A frightening shift is occurring in the 21st century that isn’t talked about. Technology is quickly advancing to the point where functions that used to give humans a sense of efficacy and power will no longer be necessary for us to perform. One example is the increasing sophistication of language translation software. No one really thinks about the fact that an entire segment of the population whose livelihood depends on knowing and translating foreign languages will probably no longer be necessary soon. Technological innovation always makes certain jobs obsolete, but we are talking about the top of the pyramid from a human skills point of view. The ability to know other languages fluently and translate them well is an impressive feat whose symptoms are pride, satisfaction, and a feeling of power and significance.

Everyone talks about progress being a good thing, but we have to ask ourselves what type of progress and for what ends. In the past, technological progress meant less of a burden in the realm of menial labor. I think all of us can get behind this idea and will agree it’s a good thing. But the worker who utilized that technology was still in a position to use intelligence, problem solving skills, and other human talents during the act of productive work. It was less taxing and more efficient, but a human being was still at the center of it.

From a psychological point of view, we see that a person who has no sense of meaning or purpose in life and who does not feel a sense of efficacy has no reason to live, and in fact usually dies rather quickly under these conditions. You only need to think about elderly couples where one partner passes away. The other partner usually passes away shortly thereafter unless he or she feels a strong sense of purpose in some other area of life.

We are accustomed to talking about technologies becoming obsolete and replaced by the newest model. I am curious to see what the world will be like when humans have largely become obsolete and no longer serve a purpose for all of the psychologically fulfilling endeavors that have traditionally given people a sense of meaning and made them feel productive. There seems to be no job that will be safe from technological innovation in the not so distant future. For example, what will be the point of seeing a psychologist when a talking program that has access to anything that has ever been written about psychology can bring it up in the moment based on the situation of a client?

Some people talk about work like it’s a bad thing, but we have to delineate between fulfilling work and backbreaking labor. Up until now technology has been extremely helpful for making backbreaking labor easier. But the shift is occurring where the work that gives people a sense of fulfillment and pride in their human powers is being taken over by machines too.

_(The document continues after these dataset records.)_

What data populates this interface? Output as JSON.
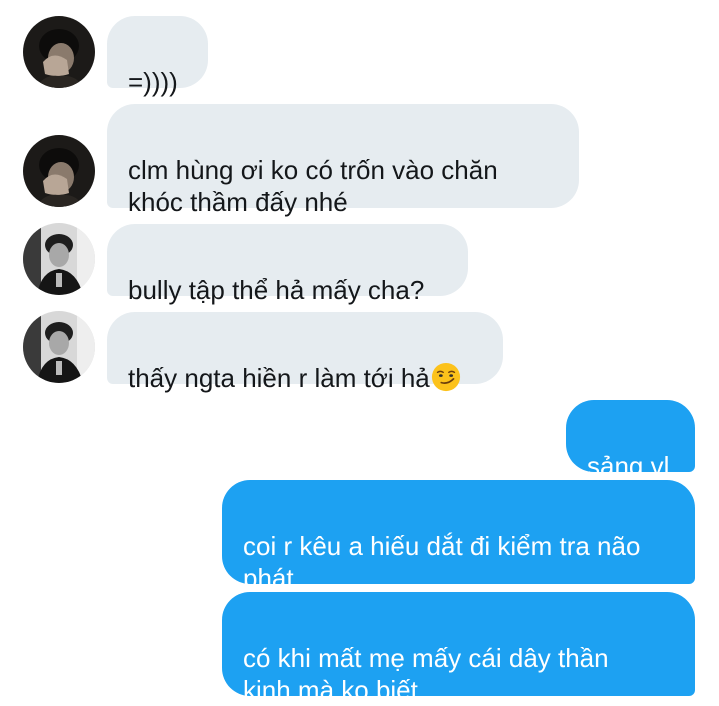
{
  "messages": [
    {
      "side": "received",
      "avatar": "avatar-a",
      "text": "=))))"
    },
    {
      "side": "received",
      "avatar": "avatar-a",
      "text": "clm hùng ơi ko có trốn vào chăn\nkhóc thầm đấy nhé"
    },
    {
      "side": "received",
      "avatar": "avatar-b",
      "text": "bully tập thể hả mấy cha?"
    },
    {
      "side": "received",
      "avatar": "avatar-b",
      "text": "thấy ngta hiền r làm tới hả",
      "emoji": "smirking-face-emoji"
    },
    {
      "side": "sent",
      "text": "sảng vl"
    },
    {
      "side": "sent",
      "text": "coi r kêu a hiếu dắt đi kiểm tra não\nphát"
    },
    {
      "side": "sent",
      "text": "có khi mất mẹ mấy cái dây thần\nkinh mà ko biết"
    }
  ],
  "colors": {
    "received_bubble": "#e6ecf0",
    "received_text": "#14171a",
    "sent_bubble": "#1da1f2",
    "sent_text": "#ffffff"
  }
}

Here is a classic story told by the Chinese philosopher Chuang-tze that talks about a farmer whose existential crisis with technology feels eerily familiar. “A farmer dug a well and was using the water for irrigating his farm. He used an ordinary bucket to draw water from the well, as most primitive people do. A passer-by, seeing this, asked the farmer why he did not use a shadoof for the purpose; it is a labor-saving device and can do more work than the primitive method. The farmer said, “I know it is labor-saving and it is for this very reason that I do not use the device. What I am afraid of is that the use of such a contrivance makes one machine-minded. Machine-mindedness leads one to the habit of indolence and laziness” (D.T. Suzuki, Lectures on Zen Buddhism, pg. 7).